Housekeeping, Hotels and a Wise Bishop...

Mom and I on our weekend away...

I've been traveling! I ran away from home with my mother for the weekend. O'my goodness it was the best! We drove a couple hours north up the coast to see

a friend's winery

and just enjoy some mother-daughter time. It was a lovely weekend filled with shopping, laughter, sight seeing and just delighting in each other's company.

I loved drinking in every moment of time with her. We met some extraordinary new people and enjoyed visiting with some old ones too.

I can't remember ever staying in a hotel with my mom as an adult. While we were together, I shared my favorite little story about hotel maids. As I told her the story, I began to tear up, recalling a humble and kind man who shared his truth with me many years ago.

The memory came flooding back when we checked into the little hotel off of California route 1. I was waiting in the car as my mom checked us into the extremely clean and simple hotel. As I waited in the car, I watched a women in the housekeeping department walk across the parking lot with her roughly 11 year old daughter. It was a tender moment where clearly the daughter had walked from home to see her mom. The mother had her arm around her daughter, their heads together clearly sharing a story and then she did what we all do; she brushed some brown hair off her Beautie's forehead and kissed her daughter. My window was partially open and I could hear them giggling in Spanish. It was a tender moment. This woman loved her daughter with a fierceness that resonated in my core. We were the same.

But, I digress...

When Jeff and I lived in Seattle early in our marriage, we worshiped at the Cathedral of St. James. Cathedrals are considered the home church for bishops.  For instance, Pope Francis has a few tittles, one includes Bishop of Rome. While we were living in Seattle in the mid to late nineties, the bishop was a kind gentleman named Archbishop Thomas Murphy. Still in his heart, a simple Irish guy from Chicago. Sadly for all of us, he died in 1997 of complications from leukemia.

Jeff and I had a number of fantastic encounters with him. I adored each and every one.  It always amazes me when a super successful person, is still at their core who they were as a kid. A true Irishman in his heart, a gentle soul, a storyteller...

I can't recall where we were when he shared this story, I think it was in a talk for our small prayer group.  He told the story of how he grew up without privledge in Chicago. His mother was a hotel maid. Whenever a guest left her a tip in the hotel room, she would use part of the tip to buy him a piece of candy.

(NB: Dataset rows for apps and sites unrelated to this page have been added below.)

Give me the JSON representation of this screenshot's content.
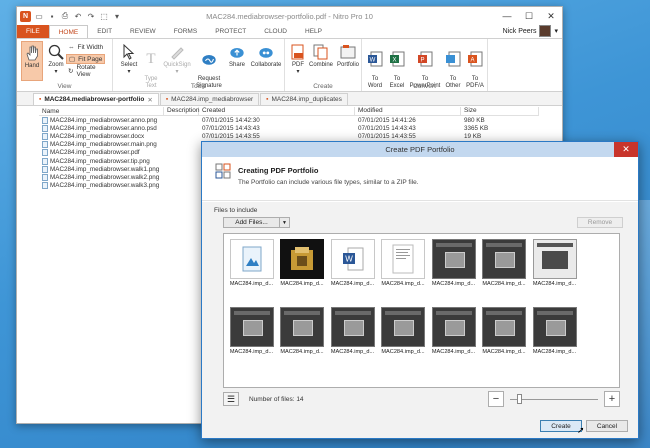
{
  "window": {
    "title": "MAC284.mediabrowser-portfolio.pdf - Nitro Pro 10",
    "controls": {
      "minimize": "—",
      "maximize": "☐",
      "close": "✕"
    }
  },
  "ribbon": {
    "tabs": [
      "FILE",
      "HOME",
      "EDIT",
      "REVIEW",
      "FORMS",
      "PROTECT",
      "CLOUD",
      "HELP"
    ],
    "active_tab": "HOME",
    "user_name": "Nick Peers",
    "groups": {
      "view": {
        "label": "View",
        "hand": "Hand",
        "zoom": "Zoom",
        "fit_width": "Fit Width",
        "fit_page": "Fit Page",
        "rotate_view": "Rotate View"
      },
      "tools": {
        "label": "Tools",
        "select": "Select",
        "type_text": "Type\nText",
        "quicksign": "QuickSign",
        "request_signature": "Request\nSignature",
        "share": "Share",
        "collaborate": "Collaborate"
      },
      "create": {
        "label": "Create",
        "pdf": "PDF",
        "combine": "Combine",
        "portfolio": "Portfolio"
      },
      "convert": {
        "label": "Convert",
        "to_word": "To\nWord",
        "to_excel": "To\nExcel",
        "to_powerpoint": "To\nPowerPoint",
        "to_other": "To\nOther",
        "to_pdfa": "To\nPDF/A"
      }
    }
  },
  "doc_tabs": [
    {
      "label": "MAC284.mediabrowser-portfolio",
      "active": true
    },
    {
      "label": "MAC284.imp_mediabrowser",
      "active": false
    },
    {
      "label": "MAC284.imp_duplicates",
      "active": false
    }
  ],
  "file_list": {
    "columns": [
      "Name",
      "Description",
      "Created",
      "Modified",
      "Size"
    ],
    "rows": [
      {
        "name": "MAC284.imp_mediabrowser.anno.png",
        "description": "",
        "created": "07/01/2015 14:42:30",
        "modified": "07/01/2015 14:41:26",
        "size": "980 KB"
      },
      {
        "name": "MAC284.imp_mediabrowser.anno.psd",
        "description": "",
        "created": "07/01/2015 14:43:43",
        "modified": "07/01/2015 14:43:43",
        "size": "3365 KB"
      },
      {
        "name": "MAC284.imp_mediabrowser.docx",
        "description": "",
        "created": "07/01/2015 14:43:55",
        "modified": "07/01/2015 14:43:55",
        "size": "19 KB"
      },
      {
        "name": "MAC284.imp_mediabrowser.main.png",
        "description": "",
        "created": "",
        "modified": "",
        "size": ""
      },
      {
        "name": "MAC284.imp_mediabrowser.pdf",
        "description": "",
        "created": "",
        "modified": "",
        "size": ""
      },
      {
        "name": "MAC284.imp_mediabrowser.tip.png",
        "description": "",
        "created": "",
        "modified": "",
        "size": ""
      },
      {
        "name": "MAC284.imp_mediabrowser.walk1.png",
        "description": "",
        "created": "",
        "modified": "",
        "size": ""
      },
      {
        "name": "MAC284.imp_mediabrowser.walk2.png",
        "description": "",
        "created": "",
        "modified": "",
        "size": ""
      },
      {
        "name": "MAC284.imp_mediabrowser.walk3.png",
        "description": "",
        "created": "",
        "modified": "",
        "size": ""
      }
    ]
  },
  "dialog": {
    "title": "Create PDF Portfolio",
    "close": "✕",
    "heading": "Creating PDF Portfolio",
    "description": "The Portfolio can include various file types, similar to a ZIP file.",
    "files_label": "Files to include",
    "add_files": "Add Files...",
    "remove": "Remove",
    "thumbnails": [
      {
        "caption": "MAC284.imp_d...",
        "kind": "doc",
        "icon": "image-file-icon"
      },
      {
        "caption": "MAC284.imp_d...",
        "kind": "selected",
        "icon": "photoshop-file-icon"
      },
      {
        "caption": "MAC284.imp_d...",
        "kind": "doc",
        "icon": "word-file-icon"
      },
      {
        "caption": "MAC284.imp_d...",
        "kind": "doc",
        "icon": "pdf-page-icon"
      },
      {
        "caption": "MAC284.imp_d...",
        "kind": "shot",
        "icon": "screenshot-icon"
      },
      {
        "caption": "MAC284.imp_d...",
        "kind": "shot",
        "icon": "screenshot-icon"
      },
      {
        "caption": "MAC284.imp_d...",
        "kind": "light",
        "icon": "screenshot-icon"
      },
      {
        "caption": "MAC284.imp_d...",
        "kind": "shot",
        "icon": "screenshot-icon"
      },
      {
        "caption": "MAC284.imp_d...",
        "kind": "shot",
        "icon": "screenshot-icon"
      },
      {
        "caption": "MAC284.imp_d...",
        "kind": "shot",
        "icon": "screenshot-icon"
      },
      {
        "caption": "MAC284.imp_d...",
        "kind": "shot",
        "icon": "screenshot-icon"
      },
      {
        "caption": "MAC284.imp_d...",
        "kind": "shot",
        "icon": "screenshot-icon"
      },
      {
        "caption": "MAC284.imp_d...",
        "kind": "shot",
        "icon": "screenshot-icon"
      },
      {
        "caption": "MAC284.imp_d...",
        "kind": "shot",
        "icon": "screenshot-icon"
      }
    ],
    "number_of_files": "Number of files: 14",
    "zoom_minus": "−",
    "zoom_plus": "+",
    "zoom_level": 0.08,
    "create": "Create",
    "cancel": "Cancel"
  },
  "colors": {
    "accent": "#d9531e",
    "dialog_border": "#2b79c5",
    "desktop": "#3e95d6"
  }
}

It was a tiny thing really, but it could make his day. This special treat that he received, due to the kindness of a total stranger.  The tip idea stayed with him.

No matter where in the world he slept; he left a tip in his hotel room for housekeeping staff. Fancy hotel or plain little Inn, every housekeeping staff got a tip. I also think he left a note, but I can't really recall, it doesn't matter. You get the idea. As he shared the story, as only a good Irish storyteller can, it resonated with both Jeff and myself. The rich don't clean your room in hotels, it's the working poor, trying to make it in our world. With families, working so hard to give their Beauties a leg up, just like Archbishop Murphy's mother did.

He told the story with such softness, love and amazement. I can imagine his sweet round Irish face, those chubbly little boy fingers, reaching into mom's pocket hoping to find a treat. We are no matter our age sometimes just little people in larger bodies.

His story also reminded me never to leave a hotel a mess. I collect all the trash in one place, towels too. I just want the housekeeping staff (almost always women) not to have to work too hard to make the room for the next guest.

One story, one lesson, one man taught me about the working poor and how little acts can have ripple affects that you can't imagine.

We overlook so many in our world just by being busy...

But, they are all our sisters. Each and every one.

Consider leaving a little note and tip on your next over night stay... You never know when your tip just may buy candy, a treat or touch someone's soul.




Photo Credit: PilgrimageGal